NASA's Dawn Defines Vesta's Role in Solar System History
During a NASA Television Science briefing, scientists discussed the findings of the first global analysis of the giant asteroid Vesta by NASA's Dawn spacecraft. The Dawn mission has confirmed Vesta's status as a special fossil of the early solar system and revealed a more varied, diverse world than originally thought. Dawn has shown Vesta is the only known intact, layered planetary building block with an iron core surviving from the earliest days of the solar system. It therefore more closely resembles a small planet or Earth's moon, not another asteroid.
NASA Dawn's Virtual Flight Over Asteroid Vesta

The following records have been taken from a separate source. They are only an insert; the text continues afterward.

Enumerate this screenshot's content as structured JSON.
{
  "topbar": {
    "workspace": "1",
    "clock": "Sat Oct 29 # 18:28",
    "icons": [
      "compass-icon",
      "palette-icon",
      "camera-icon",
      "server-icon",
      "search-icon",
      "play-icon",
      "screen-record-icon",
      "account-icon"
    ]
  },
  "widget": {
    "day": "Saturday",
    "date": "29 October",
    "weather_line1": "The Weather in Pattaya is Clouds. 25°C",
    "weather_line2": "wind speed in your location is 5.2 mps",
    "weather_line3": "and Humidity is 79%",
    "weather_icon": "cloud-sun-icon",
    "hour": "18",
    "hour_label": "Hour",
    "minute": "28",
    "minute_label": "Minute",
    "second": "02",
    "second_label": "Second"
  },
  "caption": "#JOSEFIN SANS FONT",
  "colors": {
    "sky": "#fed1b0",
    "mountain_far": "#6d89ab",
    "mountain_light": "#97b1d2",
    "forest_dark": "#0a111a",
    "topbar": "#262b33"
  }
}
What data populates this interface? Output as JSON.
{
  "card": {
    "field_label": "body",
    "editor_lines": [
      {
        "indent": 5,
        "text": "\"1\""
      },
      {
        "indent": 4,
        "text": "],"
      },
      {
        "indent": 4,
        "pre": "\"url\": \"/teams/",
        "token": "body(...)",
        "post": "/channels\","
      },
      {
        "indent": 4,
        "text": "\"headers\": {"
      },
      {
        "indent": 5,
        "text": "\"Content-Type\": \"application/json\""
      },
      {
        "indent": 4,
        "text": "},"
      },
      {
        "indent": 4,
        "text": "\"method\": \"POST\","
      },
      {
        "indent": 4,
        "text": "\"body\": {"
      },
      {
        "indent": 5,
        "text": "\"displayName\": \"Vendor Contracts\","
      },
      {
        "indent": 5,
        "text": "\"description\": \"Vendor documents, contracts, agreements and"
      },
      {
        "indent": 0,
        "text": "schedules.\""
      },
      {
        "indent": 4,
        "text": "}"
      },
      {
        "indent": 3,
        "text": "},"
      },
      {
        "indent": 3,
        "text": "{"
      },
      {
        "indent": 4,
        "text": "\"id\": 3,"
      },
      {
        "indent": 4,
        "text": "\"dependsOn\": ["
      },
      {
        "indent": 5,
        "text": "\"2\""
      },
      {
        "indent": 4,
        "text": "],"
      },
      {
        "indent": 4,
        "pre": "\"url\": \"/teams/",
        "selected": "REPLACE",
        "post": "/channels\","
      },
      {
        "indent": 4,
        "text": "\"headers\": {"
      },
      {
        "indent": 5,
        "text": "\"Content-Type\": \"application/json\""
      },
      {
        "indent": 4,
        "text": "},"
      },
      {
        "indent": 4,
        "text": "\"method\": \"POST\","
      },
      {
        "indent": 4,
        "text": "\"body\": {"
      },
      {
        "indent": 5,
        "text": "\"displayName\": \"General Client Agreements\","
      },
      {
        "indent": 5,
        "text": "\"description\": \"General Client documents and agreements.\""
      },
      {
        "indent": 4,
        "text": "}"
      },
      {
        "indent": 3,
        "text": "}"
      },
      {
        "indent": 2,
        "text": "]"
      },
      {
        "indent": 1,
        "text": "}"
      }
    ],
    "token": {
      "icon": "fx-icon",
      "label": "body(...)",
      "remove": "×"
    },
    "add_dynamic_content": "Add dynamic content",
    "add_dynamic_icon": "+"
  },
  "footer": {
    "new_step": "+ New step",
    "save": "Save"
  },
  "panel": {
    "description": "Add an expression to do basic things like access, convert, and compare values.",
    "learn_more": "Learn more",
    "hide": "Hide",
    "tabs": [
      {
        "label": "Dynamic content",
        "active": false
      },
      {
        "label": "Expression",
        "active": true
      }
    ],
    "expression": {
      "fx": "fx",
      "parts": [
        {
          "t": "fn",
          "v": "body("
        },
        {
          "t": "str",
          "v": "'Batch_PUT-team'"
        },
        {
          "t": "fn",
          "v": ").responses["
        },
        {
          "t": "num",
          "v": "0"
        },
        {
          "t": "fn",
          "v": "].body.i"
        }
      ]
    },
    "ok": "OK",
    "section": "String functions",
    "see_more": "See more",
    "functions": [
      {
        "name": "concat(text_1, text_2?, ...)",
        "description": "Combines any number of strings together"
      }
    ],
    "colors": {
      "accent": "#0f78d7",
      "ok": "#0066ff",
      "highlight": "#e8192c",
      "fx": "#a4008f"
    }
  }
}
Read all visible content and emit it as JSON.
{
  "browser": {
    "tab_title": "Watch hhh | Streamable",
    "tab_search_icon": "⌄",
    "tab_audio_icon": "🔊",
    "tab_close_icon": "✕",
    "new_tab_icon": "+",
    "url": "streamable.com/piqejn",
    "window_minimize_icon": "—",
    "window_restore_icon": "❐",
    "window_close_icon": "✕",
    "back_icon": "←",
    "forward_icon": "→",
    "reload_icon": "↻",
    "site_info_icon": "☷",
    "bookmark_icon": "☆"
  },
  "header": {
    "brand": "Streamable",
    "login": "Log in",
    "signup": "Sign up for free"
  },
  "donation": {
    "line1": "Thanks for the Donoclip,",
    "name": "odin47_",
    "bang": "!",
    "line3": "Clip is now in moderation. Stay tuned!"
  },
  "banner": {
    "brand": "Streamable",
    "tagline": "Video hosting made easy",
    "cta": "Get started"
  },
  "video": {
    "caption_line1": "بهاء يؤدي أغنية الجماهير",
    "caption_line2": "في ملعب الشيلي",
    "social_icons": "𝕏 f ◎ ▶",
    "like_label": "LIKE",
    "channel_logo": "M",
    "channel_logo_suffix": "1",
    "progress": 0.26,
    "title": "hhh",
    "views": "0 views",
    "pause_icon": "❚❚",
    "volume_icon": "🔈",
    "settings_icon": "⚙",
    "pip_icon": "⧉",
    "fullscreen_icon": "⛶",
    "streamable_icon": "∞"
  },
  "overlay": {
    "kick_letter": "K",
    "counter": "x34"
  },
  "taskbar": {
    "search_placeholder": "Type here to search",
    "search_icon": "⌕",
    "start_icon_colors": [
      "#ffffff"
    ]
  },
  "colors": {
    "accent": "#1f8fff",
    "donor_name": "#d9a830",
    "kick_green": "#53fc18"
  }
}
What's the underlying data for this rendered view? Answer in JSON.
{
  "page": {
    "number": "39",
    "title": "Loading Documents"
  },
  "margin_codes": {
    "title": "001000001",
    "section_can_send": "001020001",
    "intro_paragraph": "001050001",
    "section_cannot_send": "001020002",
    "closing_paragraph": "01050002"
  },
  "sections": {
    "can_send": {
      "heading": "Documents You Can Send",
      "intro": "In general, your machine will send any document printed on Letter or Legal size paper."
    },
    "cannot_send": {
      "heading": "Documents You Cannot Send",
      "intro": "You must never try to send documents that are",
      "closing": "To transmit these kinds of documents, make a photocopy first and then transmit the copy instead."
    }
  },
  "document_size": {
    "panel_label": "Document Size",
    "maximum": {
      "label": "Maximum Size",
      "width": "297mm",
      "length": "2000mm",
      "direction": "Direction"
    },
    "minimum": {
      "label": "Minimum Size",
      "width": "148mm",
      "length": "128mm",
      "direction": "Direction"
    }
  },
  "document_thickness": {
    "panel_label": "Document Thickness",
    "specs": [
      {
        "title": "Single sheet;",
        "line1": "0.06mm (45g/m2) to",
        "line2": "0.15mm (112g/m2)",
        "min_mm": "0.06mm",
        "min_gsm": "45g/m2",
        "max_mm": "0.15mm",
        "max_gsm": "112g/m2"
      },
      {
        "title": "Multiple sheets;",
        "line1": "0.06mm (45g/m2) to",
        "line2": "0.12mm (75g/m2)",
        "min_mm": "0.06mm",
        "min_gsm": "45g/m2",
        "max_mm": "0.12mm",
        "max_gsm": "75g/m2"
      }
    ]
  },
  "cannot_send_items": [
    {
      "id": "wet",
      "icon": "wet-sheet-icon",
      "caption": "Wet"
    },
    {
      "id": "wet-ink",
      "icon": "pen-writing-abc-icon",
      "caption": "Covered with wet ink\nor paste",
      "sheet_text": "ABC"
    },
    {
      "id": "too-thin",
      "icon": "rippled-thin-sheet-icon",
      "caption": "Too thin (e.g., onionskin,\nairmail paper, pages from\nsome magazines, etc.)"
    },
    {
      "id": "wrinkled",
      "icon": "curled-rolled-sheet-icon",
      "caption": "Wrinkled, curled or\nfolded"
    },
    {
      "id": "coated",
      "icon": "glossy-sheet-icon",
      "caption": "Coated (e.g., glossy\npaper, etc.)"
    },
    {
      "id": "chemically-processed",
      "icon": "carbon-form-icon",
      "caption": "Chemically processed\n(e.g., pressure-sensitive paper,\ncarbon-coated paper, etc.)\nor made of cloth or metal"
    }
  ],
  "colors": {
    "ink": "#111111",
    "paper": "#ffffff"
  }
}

Ride aboard NASA's Dawn spacecraft on a virtual flyover of giant asteroid Vesta. Mission data was used to create the topography you see. Waypoints include: Divialia Fossa; Marcia crater, part of the "snowman" feature; and Aricia Tholus. Credits: NASA/JPL-Caltech/UCLA/MPS/DLR/IDA
Vesta: Asteroid or Dwarf Planet? | Video
NASA's Dawn mission currently orbiting Vesta has revealed signs of differentiation - a process where dense materials sink to the center and less dense rise to the surface. This is a characteristic of a terrestrial planets such as our own.
This animation uses images from the Dawn spacecraft of the asteroid Vesta, showing this 500 km wide rock spinning. Blog post with more info: http://blogs.discovermagazine.com/badastronomy/2011/08/01/vesta-in-breathtaking-detail/ Credit: NASA/JPL-Caltech/UCLA/MPS/DLR/IDA